Source material:
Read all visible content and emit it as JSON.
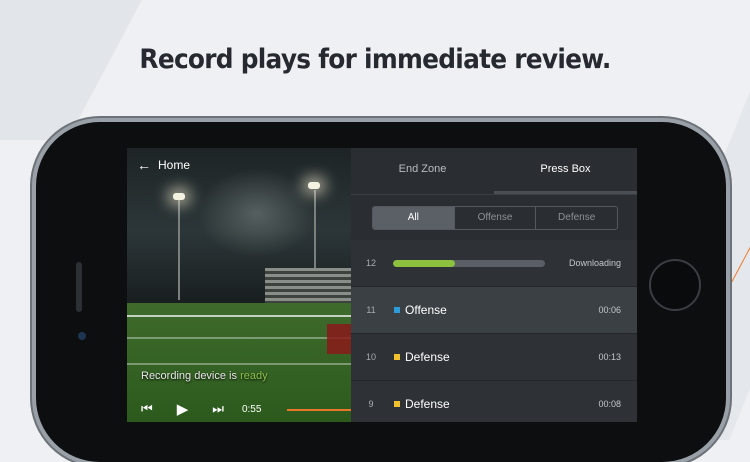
{
  "headline": "Record plays for immediate review.",
  "video": {
    "home_label": "Home",
    "recording_prefix": "Recording device is ",
    "recording_status": "ready",
    "time": "0:55"
  },
  "panel": {
    "tabs": [
      {
        "label": "End Zone",
        "active": false
      },
      {
        "label": "Press Box",
        "active": true
      }
    ],
    "filters": [
      {
        "label": "All",
        "active": true
      },
      {
        "label": "Offense",
        "active": false
      },
      {
        "label": "Defense",
        "active": false
      }
    ],
    "plays": [
      {
        "number": "12",
        "status": "Downloading",
        "progress": 0.41
      },
      {
        "number": "11",
        "label": "Offense",
        "time": "00:06",
        "color": "#2d9cdb",
        "selected": true
      },
      {
        "number": "10",
        "label": "Defense",
        "time": "00:13",
        "color": "#f2c12e"
      },
      {
        "number": "9",
        "label": "Defense",
        "time": "00:08",
        "color": "#f2c12e"
      }
    ]
  },
  "colors": {
    "ready": "#8bc34a",
    "progress": "#8dc03f",
    "scrubber": "#e8762b"
  }
}
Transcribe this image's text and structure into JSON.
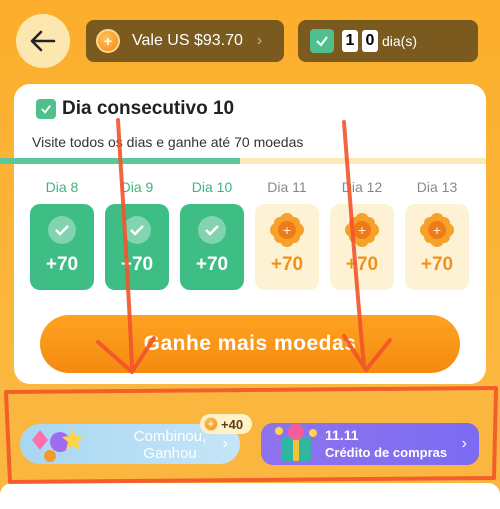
{
  "header": {
    "back_icon": "back-arrow-icon",
    "balance_label": "Vale US $93.70",
    "balance_icon": "coin-icon",
    "streak_digits": [
      "1",
      "0"
    ],
    "streak_unit": "dia(s)",
    "streak_icon": "calendar-check-icon"
  },
  "card": {
    "title": "Dia consecutivo 10",
    "subtitle": "Visite todos os dias e ganhe até 70 moedas",
    "days": [
      {
        "label": "Dia 8",
        "reward": "+70",
        "status": "done"
      },
      {
        "label": "Dia 9",
        "reward": "+70",
        "status": "done"
      },
      {
        "label": "Dia 10",
        "reward": "+70",
        "status": "done"
      },
      {
        "label": "Dia 11",
        "reward": "+70",
        "status": "todo"
      },
      {
        "label": "Dia 12",
        "reward": "+70",
        "status": "todo"
      },
      {
        "label": "Dia 13",
        "reward": "+70",
        "status": "todo"
      }
    ],
    "cta_label": "Ganhe mais moedas"
  },
  "promos": {
    "left_text": "Combinou, Ganhou",
    "left_badge": "+40",
    "right_line1": "11.11",
    "right_line2": "Crédito de compras"
  },
  "colors": {
    "background": "#fbb640",
    "done_green": "#3ebd85",
    "accent_orange": "#f48a10",
    "annotation": "#f2542a"
  }
}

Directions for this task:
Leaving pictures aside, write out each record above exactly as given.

Written answer:
Read all visible content and emit it as JSON.
{
  "headline": "Record plays for immediate review.",
  "video": {
    "home_label": "Home",
    "recording_prefix": "Recording device is ",
    "recording_status": "ready",
    "time": "0:55"
  },
  "panel": {
    "tabs": [
      {
        "label": "End Zone",
        "active": false
      },
      {
        "label": "Press Box",
        "active": true
      }
    ],
    "filters": [
      {
        "label": "All",
        "active": true
      },
      {
        "label": "Offense",
        "active": false
      },
      {
        "label": "Defense",
        "active": false
      }
    ],
    "plays": [
      {
        "number": "12",
        "status": "Downloading",
        "progress": 0.41
      },
      {
        "number": "11",
        "label": "Offense",
        "time": "00:06",
        "color": "#2d9cdb",
        "selected": true
      },
      {
        "number": "10",
        "label": "Defense",
        "time": "00:13",
        "color": "#f2c12e"
      },
      {
        "number": "9",
        "label": "Defense",
        "time": "00:08",
        "color": "#f2c12e"
      }
    ]
  },
  "colors": {
    "ready": "#8bc34a",
    "progress": "#8dc03f",
    "scrubber": "#e8762b"
  }
}
Transcribe this image's text and structure into JSON.
{
  "header": {
    "back_icon": "back-arrow-icon",
    "balance_label": "Vale US $93.70",
    "balance_icon": "coin-icon",
    "streak_digits": [
      "1",
      "0"
    ],
    "streak_unit": "dia(s)",
    "streak_icon": "calendar-check-icon"
  },
  "card": {
    "title": "Dia consecutivo 10",
    "subtitle": "Visite todos os dias e ganhe até 70 moedas",
    "days": [
      {
        "label": "Dia 8",
        "reward": "+70",
        "status": "done"
      },
      {
        "label": "Dia 9",
        "reward": "+70",
        "status": "done"
      },
      {
        "label": "Dia 10",
        "reward": "+70",
        "status": "done"
      },
      {
        "label": "Dia 11",
        "reward": "+70",
        "status": "todo"
      },
      {
        "label": "Dia 12",
        "reward": "+70",
        "status": "todo"
      },
      {
        "label": "Dia 13",
        "reward": "+70",
        "status": "todo"
      }
    ],
    "cta_label": "Ganhe mais moedas"
  },
  "promos": {
    "left_text": "Combinou, Ganhou",
    "left_badge": "+40",
    "right_line1": "11.11",
    "right_line2": "Crédito de compras"
  },
  "colors": {
    "background": "#fbb640",
    "done_green": "#3ebd85",
    "accent_orange": "#f48a10",
    "annotation": "#f2542a"
  }
}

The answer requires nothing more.